While I drive, Kelly decides to take over nav, as it's really hard to do anything other than drive the bus. She types in our destination, Marquette, MI. To our surprise it's having us turn down a dirt road. Hmm... seems a bit odd, but maybe it's paved a few miles up? With an adventurous spirit and both hands on the wheel we take the dirt road.
After 30 minutes or so, the road becomes more narrow. I guess you could say more like two tracks or a trail even. Our high hopes for pavement were starting to crash and burn. We'd come across giant puddles in the road that seemed questionable to pass. We'd find a near by stick and use it as a measuring device, sticking it in the deepest part of the puddle. What could spud handle? We didn't know and without a single bar of service we eventually had to call it, turn around, and back track our way out.

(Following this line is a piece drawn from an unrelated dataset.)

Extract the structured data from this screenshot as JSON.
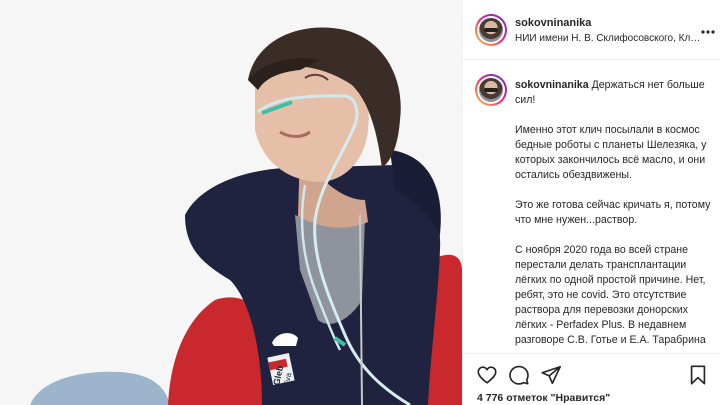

Back on pavement, back on track. After the first full day of driving, we didn't get very far. We decided to stop in Marquette for the night and try again tomorrow. It happens to be Fresh Coast Film Fest that day! Rad! We grab a beer at Blackrocks Brewing and walk down to check it out.
After asking a few locals where to camp, we decide on Rippling River Campground, it was surprisingly the only campground still open this time of year, easy decision. The wind was so strong it was nearly impossible to make a fire, we headed to bed a bit early and woke up to the smell of coffee. Time to hit the road.
Chapter 3 - The Porkies
The next day my nerves were really starting to hit me. I thought we'd make it to the Porkies day one, I honestly thought we'd be engaged by now. I popped in a tape, Postal Service, and try to act cool. I was sure I was acting like a loony. All I could think about is how I was going to propose, when, where... Finally I decided to relax, and let it happen when it felt right.
In a regular car, the drive from Marquette to the Porcupine Mountains takes about 2.5 hours. In the bus it took us close to 5. There's a few factors here - two of the most consistent are the speed of the bus (65MPH) and the bladder of Kelly (pees every 20 minutes). The third factor that we discovered on this trip was our gas gauge was wrong. Every time it said we were on E we were actually at half a tank. We didn't realize this until the a few days later, so at this point we were stopping to fill up pretty often.
5 hours later, the Porkies are in sight! We're elated! It's so gorgeous, the colors are lit with fall colors, and Lake Superior waves are crashing to our right. We decide to pull off the road and take it all in. The wind was so mighty, it blew my cap right off my head. I chased it down the street and laughed at the sheer power of the wind coming off the lake. It was a humbling moment. The Porkies were in front of us and we had finally made it. This moment felt right. This was it.
I sneakily grabbed the ring from my toolbox in the bus, set my phone up on the dash and ask Kelly if she'd like to take one last photo with me here. We hopped out of the bus together and ran in front of the camera, jumping in the air, being total dorks.
Right then and there I got down on one knee and popped the question. She had no idea, she was totally shocked and left me down there for what felt like 5 minutes before yelling yes, yes! of course!
So happy, so relieved. She said yes and now it's time to celebrate. We went and set up camp at Porcupine Mountains Wilderness State Park. We hiked the next few days, checked out all the waterfalls, made mac+cheese and chili, cornbread and stayed warm with lots of hot toddy's. Mushy mushy love.